**** Data for analysis
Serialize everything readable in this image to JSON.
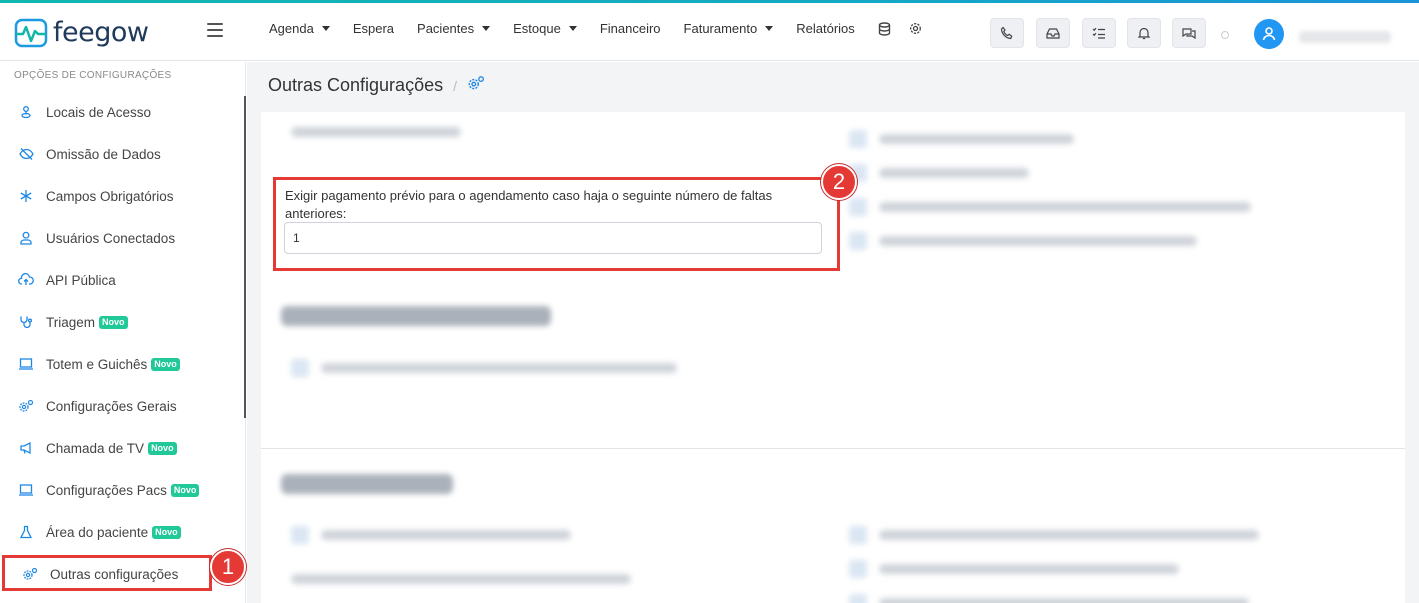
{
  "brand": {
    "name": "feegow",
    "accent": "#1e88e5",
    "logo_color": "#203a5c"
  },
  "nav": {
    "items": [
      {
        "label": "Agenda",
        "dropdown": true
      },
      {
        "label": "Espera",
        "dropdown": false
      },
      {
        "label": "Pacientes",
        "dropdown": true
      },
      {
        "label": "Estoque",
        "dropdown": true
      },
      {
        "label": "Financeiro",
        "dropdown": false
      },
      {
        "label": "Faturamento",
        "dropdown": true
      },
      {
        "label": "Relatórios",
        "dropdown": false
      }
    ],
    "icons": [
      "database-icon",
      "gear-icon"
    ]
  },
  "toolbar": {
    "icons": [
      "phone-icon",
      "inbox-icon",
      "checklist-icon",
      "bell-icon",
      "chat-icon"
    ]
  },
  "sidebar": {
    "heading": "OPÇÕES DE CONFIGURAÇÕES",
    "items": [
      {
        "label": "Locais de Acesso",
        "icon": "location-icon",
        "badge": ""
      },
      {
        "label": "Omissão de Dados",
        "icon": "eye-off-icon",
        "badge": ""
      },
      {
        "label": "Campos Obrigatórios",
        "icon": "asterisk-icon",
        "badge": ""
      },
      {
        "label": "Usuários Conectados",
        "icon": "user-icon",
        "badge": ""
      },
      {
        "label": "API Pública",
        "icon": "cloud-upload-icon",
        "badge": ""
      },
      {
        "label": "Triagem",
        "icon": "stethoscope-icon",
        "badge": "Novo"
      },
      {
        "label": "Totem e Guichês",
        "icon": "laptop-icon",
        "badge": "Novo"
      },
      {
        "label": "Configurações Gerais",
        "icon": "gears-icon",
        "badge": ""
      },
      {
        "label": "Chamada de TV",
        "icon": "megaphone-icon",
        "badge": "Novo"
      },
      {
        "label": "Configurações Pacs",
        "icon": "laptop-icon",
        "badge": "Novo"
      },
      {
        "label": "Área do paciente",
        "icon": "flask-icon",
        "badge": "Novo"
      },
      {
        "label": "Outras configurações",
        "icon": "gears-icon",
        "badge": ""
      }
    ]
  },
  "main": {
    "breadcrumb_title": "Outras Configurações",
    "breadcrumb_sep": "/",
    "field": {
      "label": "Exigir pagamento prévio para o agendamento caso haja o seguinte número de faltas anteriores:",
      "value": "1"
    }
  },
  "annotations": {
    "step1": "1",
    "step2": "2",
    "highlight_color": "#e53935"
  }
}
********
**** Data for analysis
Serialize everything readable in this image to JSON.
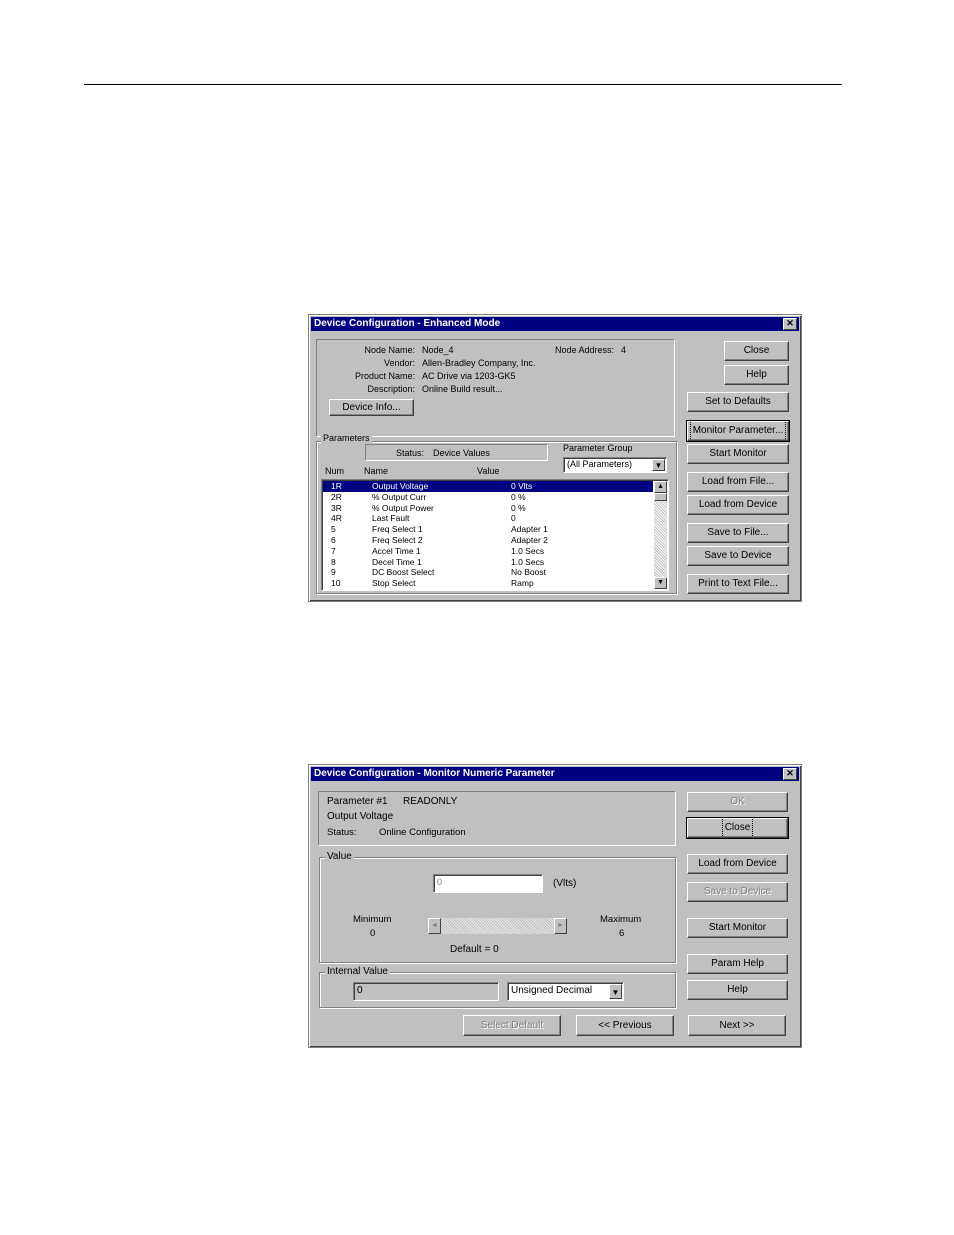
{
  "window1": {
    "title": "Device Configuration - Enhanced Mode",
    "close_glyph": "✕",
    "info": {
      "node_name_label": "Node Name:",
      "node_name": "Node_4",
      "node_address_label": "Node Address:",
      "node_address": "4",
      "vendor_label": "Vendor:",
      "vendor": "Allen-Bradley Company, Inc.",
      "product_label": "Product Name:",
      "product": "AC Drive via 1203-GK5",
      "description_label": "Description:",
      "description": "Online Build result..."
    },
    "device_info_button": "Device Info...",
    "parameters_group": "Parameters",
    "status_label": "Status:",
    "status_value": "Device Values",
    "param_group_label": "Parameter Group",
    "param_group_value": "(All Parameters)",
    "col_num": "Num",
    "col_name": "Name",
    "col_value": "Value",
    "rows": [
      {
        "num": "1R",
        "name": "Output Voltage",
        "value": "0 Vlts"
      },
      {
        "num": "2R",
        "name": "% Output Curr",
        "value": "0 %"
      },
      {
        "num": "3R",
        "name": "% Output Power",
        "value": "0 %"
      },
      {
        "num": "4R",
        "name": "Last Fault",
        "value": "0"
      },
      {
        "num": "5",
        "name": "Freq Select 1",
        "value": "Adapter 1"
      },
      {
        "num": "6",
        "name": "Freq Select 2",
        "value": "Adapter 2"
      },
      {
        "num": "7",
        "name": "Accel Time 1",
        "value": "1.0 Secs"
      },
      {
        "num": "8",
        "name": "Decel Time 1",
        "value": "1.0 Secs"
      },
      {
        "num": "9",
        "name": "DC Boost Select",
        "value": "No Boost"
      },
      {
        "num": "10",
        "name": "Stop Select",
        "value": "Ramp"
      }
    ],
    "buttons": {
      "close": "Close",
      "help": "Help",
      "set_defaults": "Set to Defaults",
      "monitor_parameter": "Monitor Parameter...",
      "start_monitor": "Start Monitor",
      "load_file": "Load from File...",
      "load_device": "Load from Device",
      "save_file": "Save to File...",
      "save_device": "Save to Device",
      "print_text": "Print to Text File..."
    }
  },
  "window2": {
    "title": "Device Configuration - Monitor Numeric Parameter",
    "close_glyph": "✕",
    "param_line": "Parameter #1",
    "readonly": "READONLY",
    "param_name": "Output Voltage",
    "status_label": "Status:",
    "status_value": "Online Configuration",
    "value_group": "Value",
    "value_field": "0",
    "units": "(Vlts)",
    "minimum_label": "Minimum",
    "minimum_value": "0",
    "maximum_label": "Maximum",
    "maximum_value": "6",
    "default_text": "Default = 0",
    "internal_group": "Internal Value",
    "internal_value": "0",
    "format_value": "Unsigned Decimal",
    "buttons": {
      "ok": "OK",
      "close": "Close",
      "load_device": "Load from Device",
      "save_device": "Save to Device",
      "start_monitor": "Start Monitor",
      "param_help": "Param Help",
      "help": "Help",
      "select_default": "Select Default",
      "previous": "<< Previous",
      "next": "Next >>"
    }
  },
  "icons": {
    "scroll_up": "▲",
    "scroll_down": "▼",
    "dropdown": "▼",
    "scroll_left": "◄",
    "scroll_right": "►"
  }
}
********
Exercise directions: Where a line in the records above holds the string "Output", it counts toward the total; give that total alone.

Task solution: 4